Indigenous belief is that Cusco sits at the navel of the world. It certainly felt like we had traveled into the centre of Peru as we journeyed through the Andes to reach the city. Situated in the Huatanay river valley, Cusco is surrounded on all sides by mountains and many of its districts are accessed by steep steps. As the gateway city to many Andean treks (including Machu Picchu – more on that in a later post) Cusco is an ideal place to acclimatise to the altitude of the mountains. At 3400 m (11 200 ft) above sea level, I could definitely feel the increase in elevation from the coast.
Cusco is the official Historical Capital of Peru and was designated a UNESCO World Heritage City in 1983 for exhibiting and representing 3000 years of pre-Inca occupation, the establishment of the Inca Empire in the 13th – 16th centuries AD and the colonisation of Peru by the Spanish in the 16th century AD. This history can be physically seen and touched as you walk through the streets in the Centro Histórico. Cusco was redesigned in a monumental style while under the rule of Inca Pachacuteq (Tito Cusi Inca Yupanqui) in the 15th century and the Spanish literally built on top of what was there: European baroque and renaissance architecture sitting on colossal Inca foundations. This is very evident in the Convent of Santo Domingo which was built on top of the most important Inca structure in the city, the Qurikancha (Sun Temple). The interior has recently undergone restoration and the Inca foundations and some of the original temple walls can now be explored. When you view the Qurikancha from the park outside the juxtaposition of the Inca and Spanish architectures is striking.
The historic centre of Cusco is heaving with tourists and those trying to sell things to tourists. To orient ourselves amongst all this activity we joined a walking tour that gave us an overview of the architecture, history and culture of the city. We started at the Plaza de Armas de Cusco, known as the “Square of the Warrior” by the Incas and today as the touristic heart of the Centro Historico. The square is bordered by grand colonial entrance gates and arcades that house shops, restaurants and cafes, some with upper level balconies that are great spots for people watching. On one side of the Plaza de Armas stands La Catedral, begun in 1560 AD and finished 100 years later. The Renaissance style La Catedral was built on top of the palace of the eighth Inca ruler, Viracocha, from stones taken from the nearby pre-Inca archaeological complex, Sacsayhuaman. Around the corner, on the foundations of the Amarucancha (the palace of Inca ruler Wayna Qhapag) stands the equally impressive 15th century baroque style Iglesia de la Compañía de Jesús.

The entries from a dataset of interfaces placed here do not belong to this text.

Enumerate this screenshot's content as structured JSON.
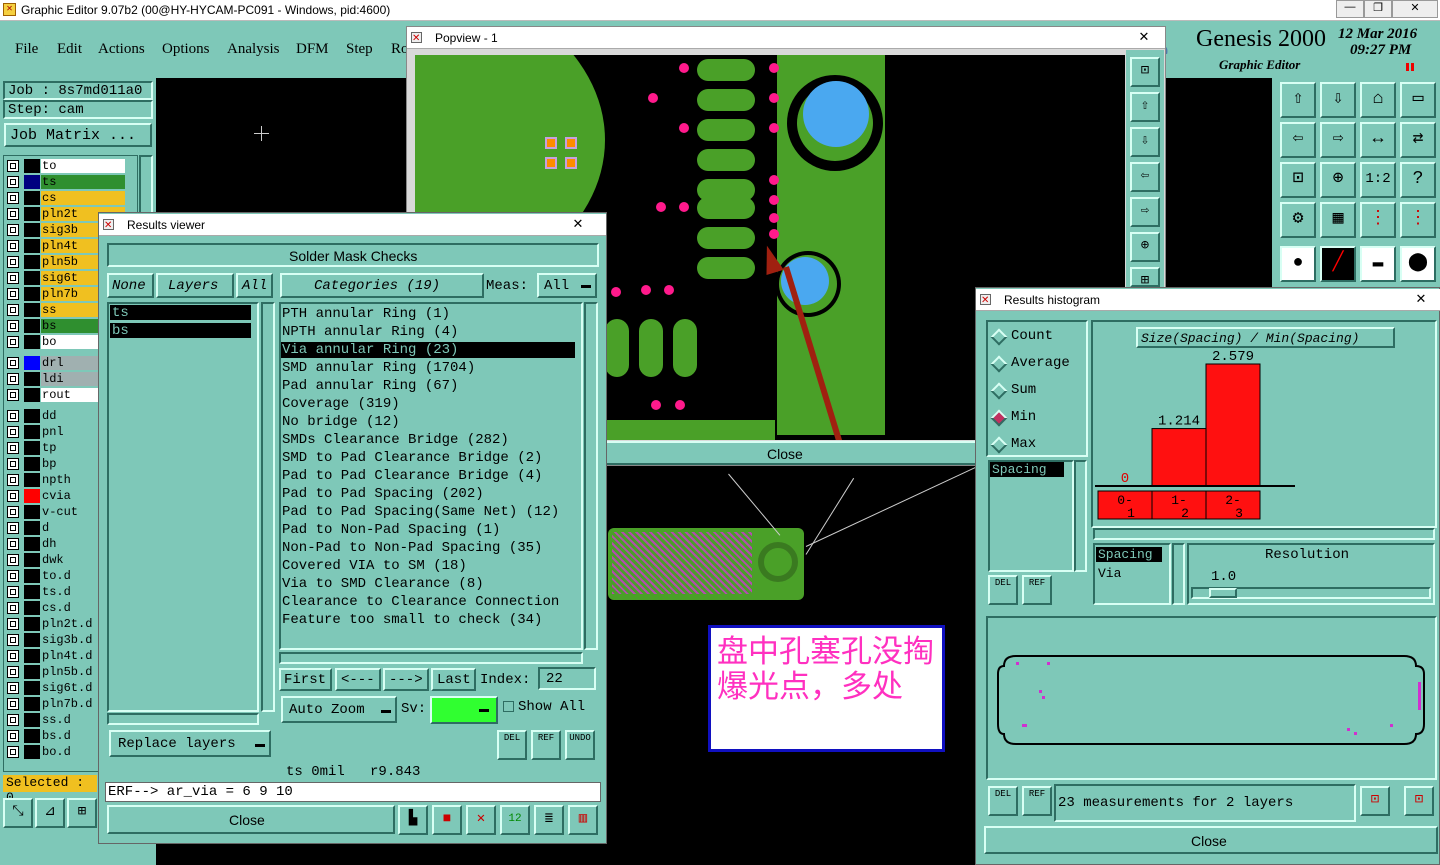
{
  "app": {
    "title": "Graphic Editor 9.07b2 (00@HY-HYCAM-PC091 - Windows, pid:4600)",
    "menu": [
      "File",
      "Edit",
      "Actions",
      "Options",
      "Analysis",
      "DFM",
      "Step",
      "Ro"
    ],
    "brand": "Genesis 2000",
    "brand_sub": "Graphic Editor",
    "date": "12 Mar 2016",
    "time": "09:27 PM",
    "job_label": "Job : 8s7md011a0",
    "step_label": "Step: cam",
    "job_matrix_button": "Job Matrix ...",
    "selected_label": "Selected : 0",
    "window_buttons": [
      "—",
      "❐",
      "✕"
    ]
  },
  "layers": [
    {
      "name": "to",
      "swatch": "#000000",
      "color": "#ffffff"
    },
    {
      "name": "ts",
      "swatch": "#000080",
      "color": "#2f8f2f"
    },
    {
      "name": "cs",
      "swatch": "#000000",
      "color": "#f0c020"
    },
    {
      "name": "pln2t",
      "swatch": "#000000",
      "color": "#f0c020"
    },
    {
      "name": "sig3b",
      "swatch": "#000000",
      "color": "#f0c020"
    },
    {
      "name": "pln4t",
      "swatch": "#000000",
      "color": "#f0c020"
    },
    {
      "name": "pln5b",
      "swatch": "#000000",
      "color": "#f0c020"
    },
    {
      "name": "sig6t",
      "swatch": "#000000",
      "color": "#f0c020"
    },
    {
      "name": "pln7b",
      "swatch": "#000000",
      "color": "#f0c020"
    },
    {
      "name": "ss",
      "swatch": "#000000",
      "color": "#f0c020"
    },
    {
      "name": "bs",
      "swatch": "#000000",
      "color": "#2f8f2f"
    },
    {
      "name": "bo",
      "swatch": "#000000",
      "color": "#ffffff"
    },
    {
      "name": "drl",
      "swatch": "#0000ff",
      "color": "#a0b0b0"
    },
    {
      "name": "ldi",
      "swatch": "#000000",
      "color": "#a0b0b0"
    },
    {
      "name": "rout",
      "swatch": "#000000",
      "color": "#ffffff"
    },
    {
      "name": "dd",
      "swatch": "#000000",
      "color": "#7ec8b8"
    },
    {
      "name": "pnl",
      "swatch": "#000000",
      "color": "#7ec8b8"
    },
    {
      "name": "tp",
      "swatch": "#000000",
      "color": "#7ec8b8"
    },
    {
      "name": "bp",
      "swatch": "#000000",
      "color": "#7ec8b8"
    },
    {
      "name": "npth",
      "swatch": "#000000",
      "color": "#7ec8b8"
    },
    {
      "name": "cvia",
      "swatch": "#ff0000",
      "color": "#7ec8b8"
    },
    {
      "name": "v-cut",
      "swatch": "#000000",
      "color": "#7ec8b8"
    },
    {
      "name": "d",
      "swatch": "#000000",
      "color": "#7ec8b8"
    },
    {
      "name": "dh",
      "swatch": "#000000",
      "color": "#7ec8b8"
    },
    {
      "name": "dwk",
      "swatch": "#000000",
      "color": "#7ec8b8"
    },
    {
      "name": "to.d",
      "swatch": "#000000",
      "color": "#7ec8b8"
    },
    {
      "name": "ts.d",
      "swatch": "#000000",
      "color": "#7ec8b8"
    },
    {
      "name": "cs.d",
      "swatch": "#000000",
      "color": "#7ec8b8"
    },
    {
      "name": "pln2t.d",
      "swatch": "#000000",
      "color": "#7ec8b8"
    },
    {
      "name": "sig3b.d",
      "swatch": "#000000",
      "color": "#7ec8b8"
    },
    {
      "name": "pln4t.d",
      "swatch": "#000000",
      "color": "#7ec8b8"
    },
    {
      "name": "pln5b.d",
      "swatch": "#000000",
      "color": "#7ec8b8"
    },
    {
      "name": "sig6t.d",
      "swatch": "#000000",
      "color": "#7ec8b8"
    },
    {
      "name": "pln7b.d",
      "swatch": "#000000",
      "color": "#7ec8b8"
    },
    {
      "name": "ss.d",
      "swatch": "#000000",
      "color": "#7ec8b8"
    },
    {
      "name": "bs.d",
      "swatch": "#000000",
      "color": "#7ec8b8"
    },
    {
      "name": "bo.d",
      "swatch": "#000000",
      "color": "#7ec8b8"
    }
  ],
  "popview": {
    "title": "Popview - 1",
    "close_label": "Close",
    "annotation": "盘中孔塞孔没掏爆光点，多处"
  },
  "results_viewer": {
    "title": "Results viewer",
    "header": "Solder Mask Checks",
    "none_label": "None",
    "layers_label": "Layers",
    "all_label": "All",
    "categories_label": "Categories (19)",
    "meas_label": "Meas:",
    "meas_value": "All",
    "selected_layers": [
      "ts",
      "bs"
    ],
    "categories": [
      "PTH annular Ring (1)",
      "NPTH annular Ring (4)",
      "Via annular Ring (23)",
      "SMD annular Ring (1704)",
      "Pad annular Ring (67)",
      "Coverage (319)",
      "No bridge (12)",
      "SMDs Clearance Bridge (282)",
      "SMD to Pad Clearance Bridge (2)",
      "Pad to Pad Clearance Bridge (4)",
      "Pad to Pad Spacing (202)",
      "Pad to Pad Spacing(Same Net) (12)",
      "Pad to Non-Pad Spacing (1)",
      "Non-Pad to Non-Pad Spacing (35)",
      "Covered VIA to SM (18)",
      "Via to SMD Clearance (8)",
      "Clearance to Clearance Connection",
      "Feature too small to check (34)"
    ],
    "selected_index": 2,
    "first_label": "First",
    "prev_label": "<---",
    "next_label": "--->",
    "last_label": "Last",
    "index_label": "Index:",
    "index_value": "22",
    "auto_zoom_label": "Auto Zoom",
    "sv_label": "Sv:",
    "show_all_label": "Show All",
    "replace_layers_label": "Replace layers",
    "status_line": "ts 0mil   r9.843",
    "erf_line": "ERF--> ar_via = 6 9 10",
    "close_label": "Close",
    "del_label": "DEL",
    "ref_label": "REF",
    "undo_label": "UNDO"
  },
  "histogram": {
    "title": "Results histogram",
    "modes": [
      "Count",
      "Average",
      "Sum",
      "Min",
      "Max"
    ],
    "selected_mode": "Min",
    "chart_title": "Size(Spacing) / Min(Spacing)",
    "bars": [
      {
        "label": "0-1",
        "top": "0-",
        "bottom": "1",
        "value": 0,
        "value_label": "0"
      },
      {
        "label": "1-2",
        "top": "1-",
        "bottom": "2",
        "value": 1.214,
        "value_label": "1.214"
      },
      {
        "label": "2-3",
        "top": "2-",
        "bottom": "3",
        "value": 2.579,
        "value_label": "2.579"
      }
    ],
    "list_item": "Spacing",
    "list2": [
      "Spacing",
      "Via"
    ],
    "resolution_label": "Resolution",
    "resolution_value": "1.0",
    "measurements": "23 measurements for 2 layers",
    "close_label": "Close",
    "del_label": "DEL",
    "ref_label": "REF"
  },
  "colors": {
    "panel": "#7ec8b8",
    "board_green": "#4aa028",
    "pad_pink": "#ff1a8c",
    "hole_blue": "#4aa8f0",
    "bar_red": "#ff1010"
  }
}
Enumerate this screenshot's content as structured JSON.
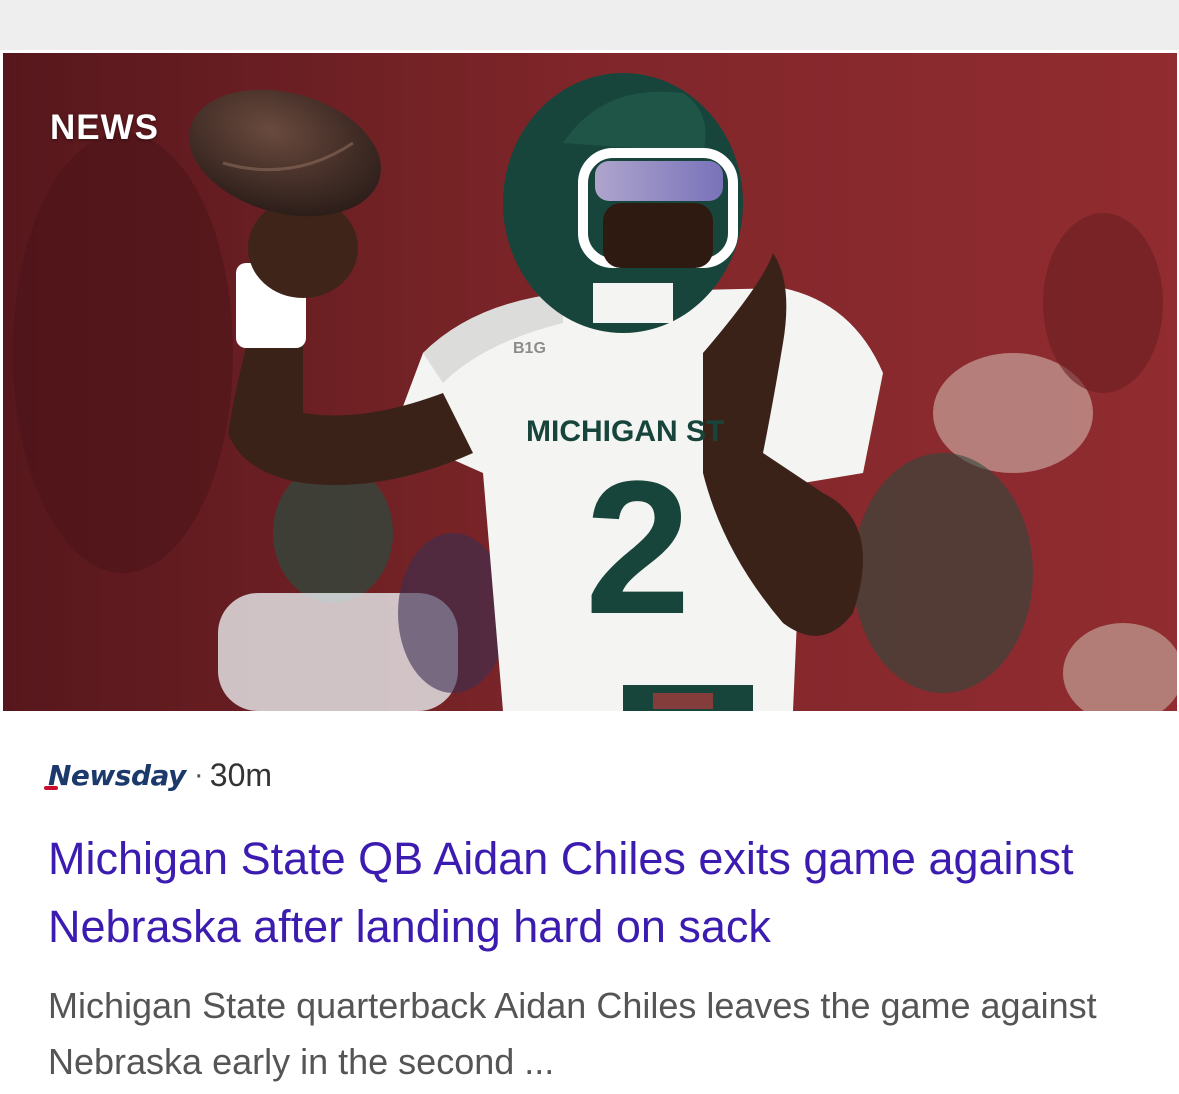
{
  "article": {
    "category_label": "NEWS",
    "source": "Newsday",
    "separator": "·",
    "time_ago": "30m",
    "headline": "Michigan State QB Aidan Chiles exits game against Nebraska after landing hard on sack",
    "snippet": "Michigan State quarterback Aidan Chiles leaves the game against Nebraska early in the second ...",
    "image_jersey_text": "MICHIGAN ST",
    "image_jersey_number": "2",
    "image_patch_text": "B1G"
  },
  "colors": {
    "headline": "#3c1cb0",
    "snippet": "#555555",
    "source_logo": "#1b3a6b",
    "logo_accent": "#c8102e",
    "team_green": "#18453b",
    "stadium_red": "#8b2a2e"
  },
  "icons": {
    "source_logo": "newsday-logo",
    "hero": "football-player-photo"
  }
}
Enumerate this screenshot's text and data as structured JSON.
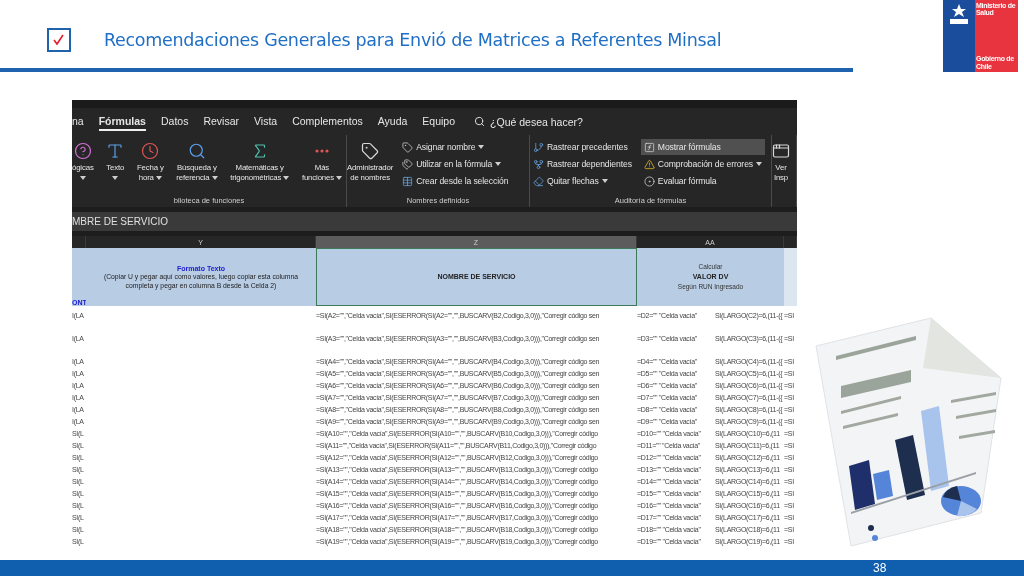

The Calle Loretto is an interesting lane just off of the Plaza de Armas where you can see Inca foundations for structures secondary to the sacred temples and palaces. The stones are smaller than those used to build the elite structures and of slightly rougher, but clearly highly skilled, masonry. Walking down this lane gives you an idea of what the city must have been like under Inca rule. Around the corner is the Kusicancha, the birthplace of one of the most important Inca rulers, Pachacútec, and now an archaeological site that is also home of the offices of the Instituto Nacional de Cultura (INC). The archaeological excavations revealed the foundations of an Inca cancha – city block – without the later Spanish architecture obscuring it. You can enter the site and walk freely among the foundations and view some of the artefacts that were uncovered during the excavations. This is a lovely spot to step away from the crowds as it is very peaceful and not often visited.
Also off of the Plaza de Armas is Calle Hatunrumiyoc the street where you can find the famous Twelve Angled Stone. Originally part of the wall of an Inca palace, the giant diorite stone is a wonderful example of Inca masonry. The street is quite narrow and the huge stones that make up the walls on either side seem to tower over you. Continuing down (or perhaps up) this street you pass into the Barrio de San Blas, a vibrant artisan neighbourhood. This is the place to find hand-woven textiles, alpaca products, religious artwork and a variety of other treasures. The steep narrow streets are just wide enough for a small car with steps on either side for pedestrians. It is an ideal spot to learn about traditional Peruvian arts and handicrafts from the artisans themselves. Entering a doorway to examine a keepsake that caught your eye, you often find yourself emerging into an open courtyard in the colonial style with arches surrounding the lower level and balconies above. From every wall and on every table there is colour and choice! It is hard to decide on just one thing to take home with you.
For a completely different experience the San Pedro Market is not to be missed. This huge covered market, similar to ones I’ve visited in Europe and Mexico, contains stands selling everything from freshly made juice to raw meat to alpaca sweaters. We were in Cusco in the days leading up to the Easter holiday so there was an amazing array of traditional pastries and goodies for sale. The aisles are tight, there are items spilling off shelves and every shopkeeper is trying to get your attention. While there are many stalls filled with items clearly geared towards tourists, this is definitely where Peruvians come to get a bowl of soup and fill their bags with groceries. Getting a bit outside of the historic centre of the city is worth it to see a side of Cusco that is not tourist oriented.
Cusco is a big city with many high profile monuments and hidden gems to explore. I felt that my time there exposed me to a facet of Peruvian culture and Peru’s past that I hadn’t seen in Lima or in the holiday focused areas along the coast. The stamp of the Inca Empire remains bold in Cusco, making each stroll through the streets feel like an expedition. I could have stayed longer, but like many other visitors, I had a trek to embark on: through the Salkantay Pass and on to Machu Picchu.